- **EXERCISE**: Using the data below, copy out all lines with the word "title".

- **WORKING DATA**:
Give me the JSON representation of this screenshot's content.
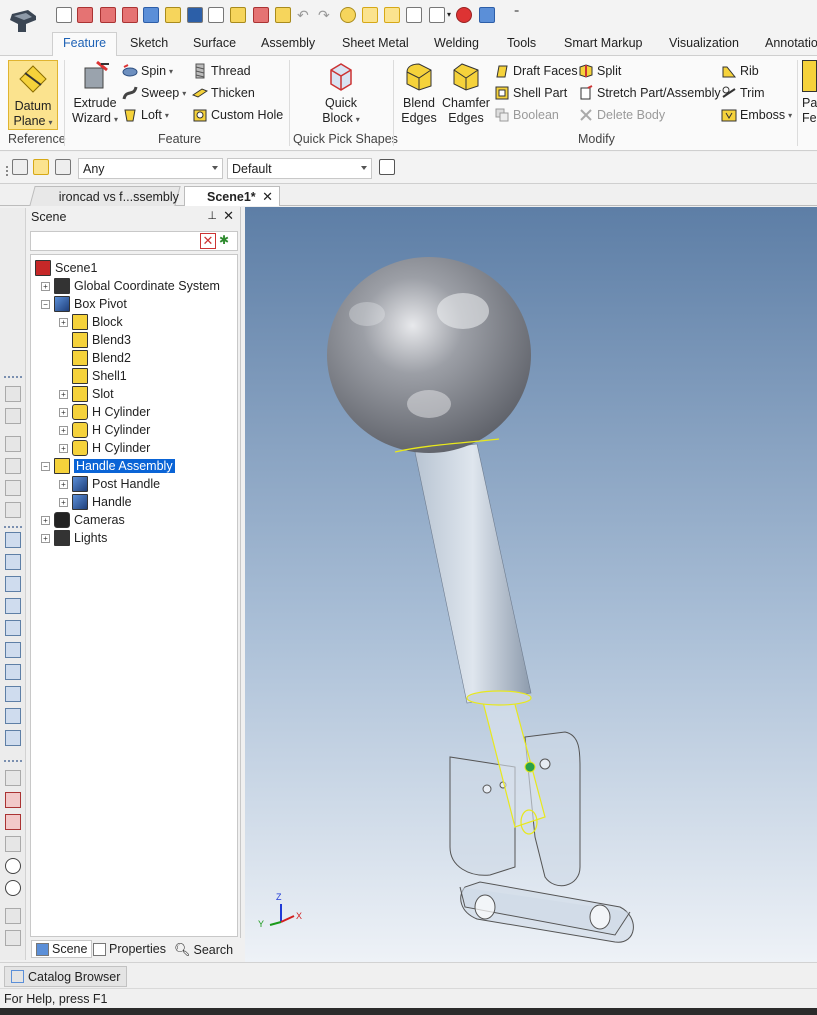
{
  "ribbon": {
    "tabs": [
      "Feature",
      "Sketch",
      "Surface",
      "Assembly",
      "Sheet Metal",
      "Welding",
      "Tools",
      "Smart Markup",
      "Visualization",
      "Annotatio"
    ],
    "active_tab": "Feature",
    "groups": {
      "reference": {
        "label": "Reference",
        "datum_plane": {
          "line1": "Datum",
          "line2": "Plane"
        }
      },
      "feature": {
        "label": "Feature",
        "extrude_wizard": {
          "line1": "Extrude",
          "line2": "Wizard"
        },
        "spin": "Spin",
        "sweep": "Sweep",
        "loft": "Loft",
        "thread": "Thread",
        "thicken": "Thicken",
        "custom_hole": "Custom Hole"
      },
      "quick_pick": {
        "label": "Quick Pick Shapes",
        "quick_block": {
          "line1": "Quick",
          "line2": "Block"
        }
      },
      "modify": {
        "label": "Modify",
        "blend_edges": {
          "line1": "Blend",
          "line2": "Edges"
        },
        "chamfer_edges": {
          "line1": "Chamfer",
          "line2": "Edges"
        },
        "draft_faces": "Draft Faces",
        "shell_part": "Shell Part",
        "boolean": "Boolean",
        "split": "Split",
        "stretch": "Stretch Part/Assembly",
        "delete_body": "Delete Body",
        "rib": "Rib",
        "trim": "Trim",
        "emboss": "Emboss"
      },
      "overflow": {
        "line1": "Pa",
        "line2": "Fe"
      }
    }
  },
  "toolbar": {
    "filter_value": "Any",
    "style_value": "Default"
  },
  "doc_tabs": [
    {
      "label": "ironcad vs f...ssembly",
      "active": false
    },
    {
      "label": "Scene1*",
      "active": true
    }
  ],
  "scene_panel": {
    "title": "Scene",
    "tree": [
      {
        "label": "Scene1",
        "indent": 0,
        "expander": "",
        "icon": "scene"
      },
      {
        "label": "Global Coordinate System",
        "indent": 1,
        "expander": "+",
        "icon": "axes"
      },
      {
        "label": "Box Pivot",
        "indent": 1,
        "expander": "-",
        "icon": "part"
      },
      {
        "label": "Block",
        "indent": 2,
        "expander": "+",
        "icon": "block"
      },
      {
        "label": "Blend3",
        "indent": 2,
        "expander": "",
        "icon": "blend"
      },
      {
        "label": "Blend2",
        "indent": 2,
        "expander": "",
        "icon": "blend"
      },
      {
        "label": "Shell1",
        "indent": 2,
        "expander": "",
        "icon": "shell"
      },
      {
        "label": "Slot",
        "indent": 2,
        "expander": "+",
        "icon": "block"
      },
      {
        "label": "H Cylinder",
        "indent": 2,
        "expander": "+",
        "icon": "cyl"
      },
      {
        "label": "H Cylinder",
        "indent": 2,
        "expander": "+",
        "icon": "cyl"
      },
      {
        "label": "H Cylinder",
        "indent": 2,
        "expander": "+",
        "icon": "cyl"
      },
      {
        "label": "Handle Assembly",
        "indent": 1,
        "expander": "-",
        "icon": "assembly",
        "selected": true
      },
      {
        "label": "Post Handle",
        "indent": 2,
        "expander": "+",
        "icon": "part"
      },
      {
        "label": "Handle",
        "indent": 2,
        "expander": "+",
        "icon": "part"
      },
      {
        "label": "Cameras",
        "indent": 1,
        "expander": "+",
        "icon": "camera"
      },
      {
        "label": "Lights",
        "indent": 1,
        "expander": "+",
        "icon": "light"
      }
    ],
    "bottom_tabs": [
      "Scene",
      "Properties",
      "Search"
    ]
  },
  "viewport": {
    "axis_labels": {
      "z": "Z",
      "y": "Y",
      "x": "X"
    }
  },
  "catalog_browser": "Catalog Browser",
  "status": "For Help, press F1",
  "colors": {
    "accent": "#1e62b5",
    "selection": "#0a64d6",
    "viewport_top": "#5d7ea6",
    "viewport_bottom": "#eef2f7"
  }
}
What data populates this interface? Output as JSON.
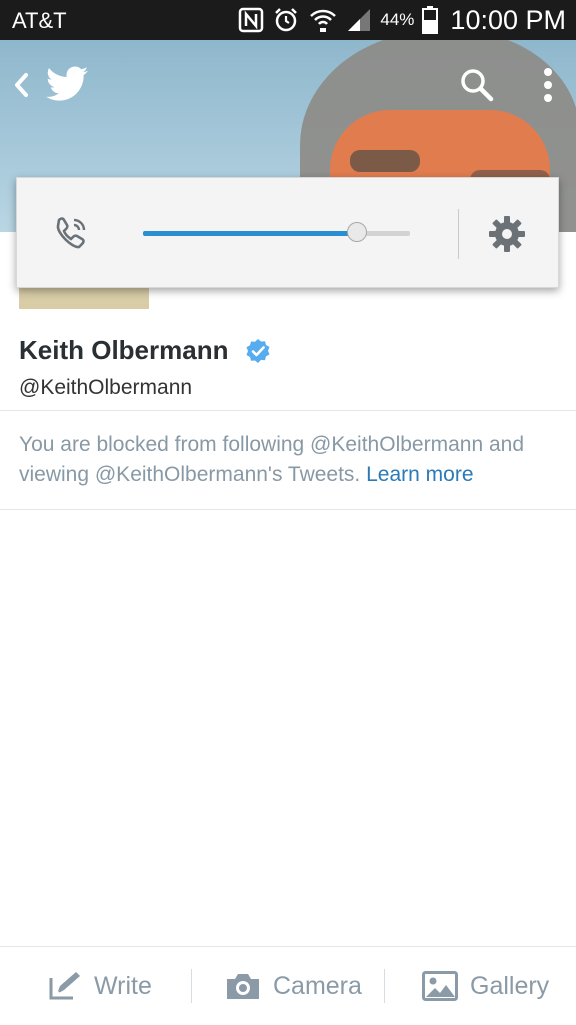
{
  "status_bar": {
    "carrier": "AT&T",
    "battery_percent": "44%",
    "time": "10:00 PM",
    "icons": [
      "nfc-icon",
      "alarm-icon",
      "wifi-icon",
      "signal-icon",
      "battery-icon"
    ]
  },
  "nav": {
    "icons": [
      "back-icon",
      "twitter-bird-icon",
      "search-icon",
      "more-vertical-icon"
    ]
  },
  "volume_popup": {
    "icon": "phone-volume-icon",
    "level": 0.8,
    "settings_icon": "gear-icon"
  },
  "profile": {
    "name": "Keith Olbermann",
    "handle": "@KeithOlbermann",
    "verified": true,
    "blocked_message": "You are blocked from following @KeithOlbermann and viewing @KeithOlbermann's Tweets.",
    "learn_more": "Learn more"
  },
  "bottom_bar": {
    "write": "Write",
    "camera": "Camera",
    "gallery": "Gallery"
  },
  "colors": {
    "accent_blue": "#2a8fd0",
    "link_blue": "#2a7ab8",
    "verified_blue": "#55acee",
    "muted_text": "#8899a6"
  }
}
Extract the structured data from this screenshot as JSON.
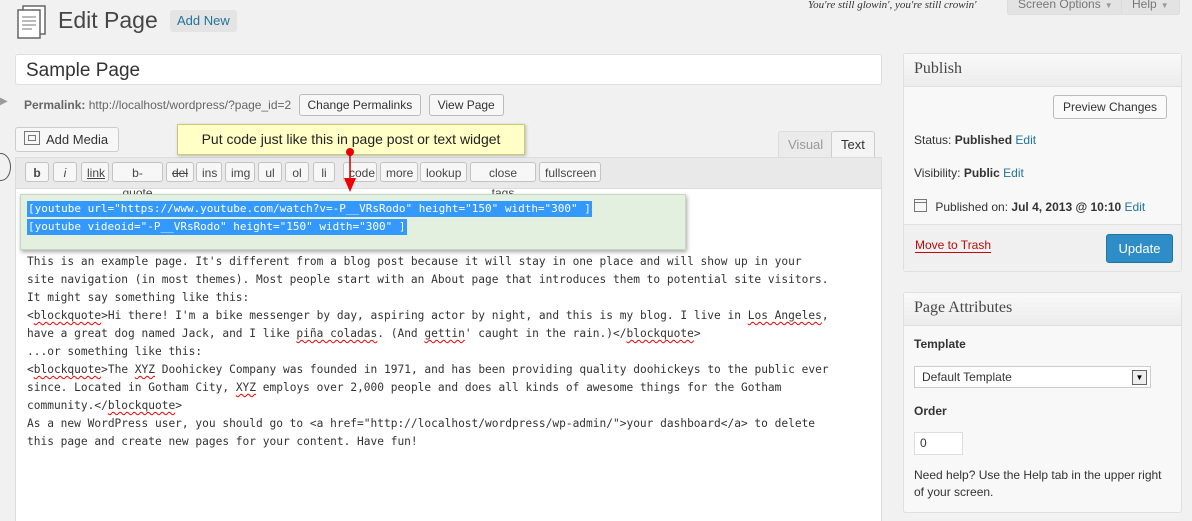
{
  "header": {
    "title": "Edit Page",
    "add_new": "Add New",
    "tagline": "You're still glowin', you're still crowin'",
    "screen_options": "Screen Options",
    "help": "Help"
  },
  "post": {
    "title": "Sample Page",
    "permalink_label": "Permalink:",
    "permalink_url": "http://localhost/wordpress/?page_id=2",
    "change_permalinks": "Change Permalinks",
    "view_page": "View Page"
  },
  "editor": {
    "add_media": "Add Media",
    "tooltip": "Put code just like this in page post or text widget",
    "tabs": {
      "visual": "Visual",
      "text": "Text"
    },
    "quicktags": [
      "b",
      "i",
      "link",
      "b-quote",
      "del",
      "ins",
      "img",
      "ul",
      "ol",
      "li",
      "code",
      "more",
      "lookup",
      "close tags",
      "fullscreen"
    ],
    "shortcode_lines": [
      "[youtube url=\"https://www.youtube.com/watch?v=-P__VRsRodo\" height=\"150\" width=\"300\" ]",
      "[youtube videoid=\"-P__VRsRodo\" height=\"150\" width=\"300\" ]"
    ],
    "content": {
      "p1": "This is an example page. It's different from a blog post because it will stay in one place and will show up in your\nsite navigation (in most themes). Most people start with an About page that introduces them to potential site visitors.\nIt might say something like this:",
      "q1_open": "<",
      "tag_blockquote": "blockquote",
      "q1_a": ">Hi there! I'm a bike messenger by day, aspiring actor by night, and this is my blog. I live in ",
      "q1_la": "Los Angeles",
      "q1_b": ",\nhave a great dog named Jack, and I like ",
      "q1_pina": "piña coladas",
      "q1_c": ". (And ",
      "q1_gettin": "gettin",
      "q1_d": "' caught in the rain.)</",
      "q1_close": ">",
      "p2": "\n...or something like this:\n",
      "q2_a": ">The ",
      "q2_xyz": "XYZ",
      "q2_b": " Doohickey Company was founded in 1971, and has been providing quality doohickeys to the public ever\nsince. Located in Gotham City, ",
      "q2_c": " employs over 2,000 people and does all kinds of awesome things for the Gotham\ncommunity.</",
      "p3": "\nAs a new WordPress user, you should go to <a href=\"http://localhost/wordpress/wp-admin/\">your dashboard</a> to delete\nthis page and create new pages for your content. Have fun!"
    }
  },
  "publish": {
    "heading": "Publish",
    "preview_changes": "Preview Changes",
    "status_label": "Status:",
    "status_value": "Published",
    "visibility_label": "Visibility:",
    "visibility_value": "Public",
    "published_on_label": "Published on:",
    "published_on_value": "Jul 4, 2013 @ 10:10",
    "edit": "Edit",
    "move_to_trash": "Move to Trash",
    "update": "Update"
  },
  "attributes": {
    "heading": "Page Attributes",
    "template_label": "Template",
    "template_value": "Default Template",
    "order_label": "Order",
    "order_value": "0",
    "help_text": "Need help? Use the Help tab in the upper right of your screen."
  },
  "colors": {
    "accent": "#21759b",
    "update_button": "#2e8cc7",
    "tooltip_bg": "#ffffc6",
    "selection": "#3399ff",
    "trash": "#bc0b0b"
  }
}
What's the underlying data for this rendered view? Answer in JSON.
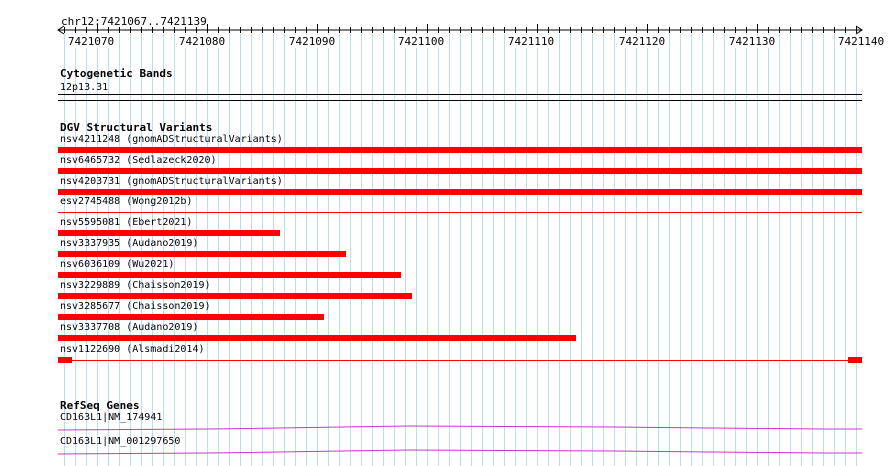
{
  "ruler": {
    "location": "chr12:7421067..7421139",
    "ticks": [
      "7421070",
      "7421080",
      "7421090",
      "7421100",
      "7421110",
      "7421120",
      "7421130",
      "7421140"
    ]
  },
  "tracks": {
    "cytoband": {
      "title": "Cytogenetic Bands",
      "band": "12p13.31"
    },
    "dgv": {
      "title": "DGV Structural Variants",
      "items": [
        {
          "label": "nsv4211248 (gnomADStructuralVariants)"
        },
        {
          "label": "nsv6465732 (Sedlazeck2020)"
        },
        {
          "label": "nsv4203731 (gnomADStructuralVariants)"
        },
        {
          "label": "esv2745488 (Wong2012b)"
        },
        {
          "label": "nsv5595081 (Ebert2021)"
        },
        {
          "label": "nsv3337935 (Audano2019)"
        },
        {
          "label": "nsv6036109 (Wu2021)"
        },
        {
          "label": "nsv3229889 (Chaisson2019)"
        },
        {
          "label": "nsv3285677 (Chaisson2019)"
        },
        {
          "label": "nsv3337708 (Audano2019)"
        },
        {
          "label": "nsv1122690 (Alsmadi2014)"
        }
      ]
    },
    "refseq": {
      "title": "RefSeq Genes",
      "items": [
        {
          "label": "CD163L1|NM_174941"
        },
        {
          "label": "CD163L1|NM_001297650"
        }
      ]
    }
  },
  "colors": {
    "variant": "#ff0000",
    "gene": "#cc33cc",
    "grid": "#b7dfee"
  }
}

- **EXERCISE RESPONSE**:
    "title": "Scene",
    "title": "Edit Page",
    "title": "Sample Page",
      "title": "Cytogenetic Bands",
      "title": "DGV Structural Variants",
      "title": "RefSeq Genes",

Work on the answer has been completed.